[Page and application data records]
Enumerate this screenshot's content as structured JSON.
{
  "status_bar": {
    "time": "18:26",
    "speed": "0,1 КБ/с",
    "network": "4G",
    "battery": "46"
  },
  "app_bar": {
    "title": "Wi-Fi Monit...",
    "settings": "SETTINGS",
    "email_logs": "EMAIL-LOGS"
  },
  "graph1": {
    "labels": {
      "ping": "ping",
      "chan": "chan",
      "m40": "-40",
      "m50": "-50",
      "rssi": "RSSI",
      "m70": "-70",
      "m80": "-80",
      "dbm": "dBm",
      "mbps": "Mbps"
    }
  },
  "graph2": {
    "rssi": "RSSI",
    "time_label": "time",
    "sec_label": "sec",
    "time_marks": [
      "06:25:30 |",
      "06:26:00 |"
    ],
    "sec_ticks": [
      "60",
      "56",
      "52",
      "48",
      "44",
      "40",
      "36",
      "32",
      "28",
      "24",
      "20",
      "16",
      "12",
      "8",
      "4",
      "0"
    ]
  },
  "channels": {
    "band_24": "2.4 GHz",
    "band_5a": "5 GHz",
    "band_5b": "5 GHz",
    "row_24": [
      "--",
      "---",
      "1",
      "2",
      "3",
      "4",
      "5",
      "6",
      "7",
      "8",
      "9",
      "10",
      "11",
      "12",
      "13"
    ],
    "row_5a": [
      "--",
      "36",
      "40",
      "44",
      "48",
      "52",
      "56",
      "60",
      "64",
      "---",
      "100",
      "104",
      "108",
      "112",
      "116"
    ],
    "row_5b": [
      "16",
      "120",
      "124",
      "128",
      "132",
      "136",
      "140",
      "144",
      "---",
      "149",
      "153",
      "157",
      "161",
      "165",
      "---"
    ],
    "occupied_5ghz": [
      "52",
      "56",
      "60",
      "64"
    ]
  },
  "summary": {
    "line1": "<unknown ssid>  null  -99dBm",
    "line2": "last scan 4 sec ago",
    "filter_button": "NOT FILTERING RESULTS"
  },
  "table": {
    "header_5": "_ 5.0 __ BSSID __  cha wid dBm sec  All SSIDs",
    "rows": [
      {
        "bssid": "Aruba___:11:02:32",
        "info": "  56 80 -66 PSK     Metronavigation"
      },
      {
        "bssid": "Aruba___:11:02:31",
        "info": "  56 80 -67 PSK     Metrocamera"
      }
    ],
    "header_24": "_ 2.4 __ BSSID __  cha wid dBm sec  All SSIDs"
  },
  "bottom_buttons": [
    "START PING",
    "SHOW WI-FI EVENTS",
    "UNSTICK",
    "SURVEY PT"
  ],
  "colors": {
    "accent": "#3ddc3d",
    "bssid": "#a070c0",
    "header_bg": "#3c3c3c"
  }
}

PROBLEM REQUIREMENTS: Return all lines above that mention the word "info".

PROBLEM SOLUTION:
        "info": "  56 80 -66 PSK     Metronavigation"
        "info": "  56 80 -67 PSK     Metrocamera"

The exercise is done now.